### WHAT TO WORK ON
An exact copy of every entry is needed, without any of the pictures.

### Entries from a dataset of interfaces
__________________________________________________

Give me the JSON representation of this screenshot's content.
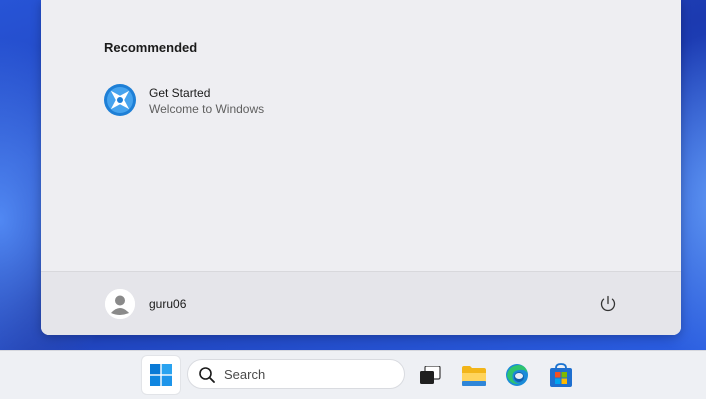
{
  "start_menu": {
    "recommended_heading": "Recommended",
    "recommended_items": [
      {
        "title": "Get Started",
        "subtitle": "Welcome to Windows",
        "icon": "get-started-icon"
      }
    ],
    "user": {
      "name": "guru06",
      "icon": "user-avatar-icon"
    },
    "power_icon": "power-icon"
  },
  "taskbar": {
    "start_icon": "windows-logo-icon",
    "search": {
      "placeholder": "Search",
      "icon": "search-icon"
    },
    "pinned": [
      {
        "name": "Task View",
        "icon": "task-view-icon"
      },
      {
        "name": "File Explorer",
        "icon": "folder-icon"
      },
      {
        "name": "Microsoft Edge",
        "icon": "edge-icon"
      },
      {
        "name": "Microsoft Store",
        "icon": "store-icon"
      }
    ]
  },
  "colors": {
    "accent": "#0067c0",
    "menu_background": "#eeeef2",
    "taskbar_background": "#eef0f4"
  }
}
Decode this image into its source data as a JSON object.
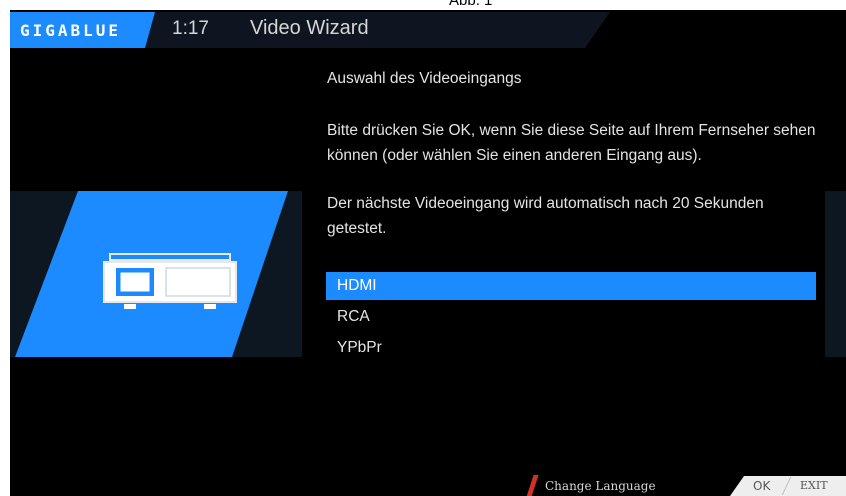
{
  "caption": "Abb. 1",
  "header": {
    "logo": "GIGABLUE",
    "time": "1:17",
    "title": "Video Wizard"
  },
  "content": {
    "heading": "Auswahl des Videoeingangs",
    "instruction": "Bitte drücken Sie OK, wenn Sie diese Seite auf Ihrem Fernseher sehen können (oder wählen Sie einen anderen Eingang aus).",
    "auto_test": "Der nächste Videoeingang wird automatisch nach 20 Sekunden getestet."
  },
  "options": [
    {
      "label": "HDMI",
      "selected": true
    },
    {
      "label": "RCA",
      "selected": false
    },
    {
      "label": "YPbPr",
      "selected": false
    }
  ],
  "footer": {
    "change_language": "Change Language",
    "ok": "OK",
    "exit": "EXIT"
  },
  "colors": {
    "accent": "#1b8bff",
    "red_key": "#d0322a",
    "background": "#000000"
  },
  "icons": {
    "device": "set-top-box-icon"
  }
}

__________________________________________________

### THE COMPLETED TASK
Give me the JSON representation of this screenshot's content.
{
  "start_menu": {
    "recommended_heading": "Recommended",
    "recommended_items": [
      {
        "title": "Get Started",
        "subtitle": "Welcome to Windows",
        "icon": "get-started-icon"
      }
    ],
    "user": {
      "name": "guru06",
      "icon": "user-avatar-icon"
    },
    "power_icon": "power-icon"
  },
  "taskbar": {
    "start_icon": "windows-logo-icon",
    "search": {
      "placeholder": "Search",
      "icon": "search-icon"
    },
    "pinned": [
      {
        "name": "Task View",
        "icon": "task-view-icon"
      },
      {
        "name": "File Explorer",
        "icon": "folder-icon"
      },
      {
        "name": "Microsoft Edge",
        "icon": "edge-icon"
      },
      {
        "name": "Microsoft Store",
        "icon": "store-icon"
      }
    ]
  },
  "colors": {
    "accent": "#0067c0",
    "menu_background": "#eeeef2",
    "taskbar_background": "#eef0f4"
  }
}
Decode this image into its source data as a JSON object.
{
  "caption": "Abb. 1",
  "header": {
    "logo": "GIGABLUE",
    "time": "1:17",
    "title": "Video Wizard"
  },
  "content": {
    "heading": "Auswahl des Videoeingangs",
    "instruction": "Bitte drücken Sie OK, wenn Sie diese Seite auf Ihrem Fernseher sehen können (oder wählen Sie einen anderen Eingang aus).",
    "auto_test": "Der nächste Videoeingang wird automatisch nach 20 Sekunden getestet."
  },
  "options": [
    {
      "label": "HDMI",
      "selected": true
    },
    {
      "label": "RCA",
      "selected": false
    },
    {
      "label": "YPbPr",
      "selected": false
    }
  ],
  "footer": {
    "change_language": "Change Language",
    "ok": "OK",
    "exit": "EXIT"
  },
  "colors": {
    "accent": "#1b8bff",
    "red_key": "#d0322a",
    "background": "#000000"
  },
  "icons": {
    "device": "set-top-box-icon"
  }
}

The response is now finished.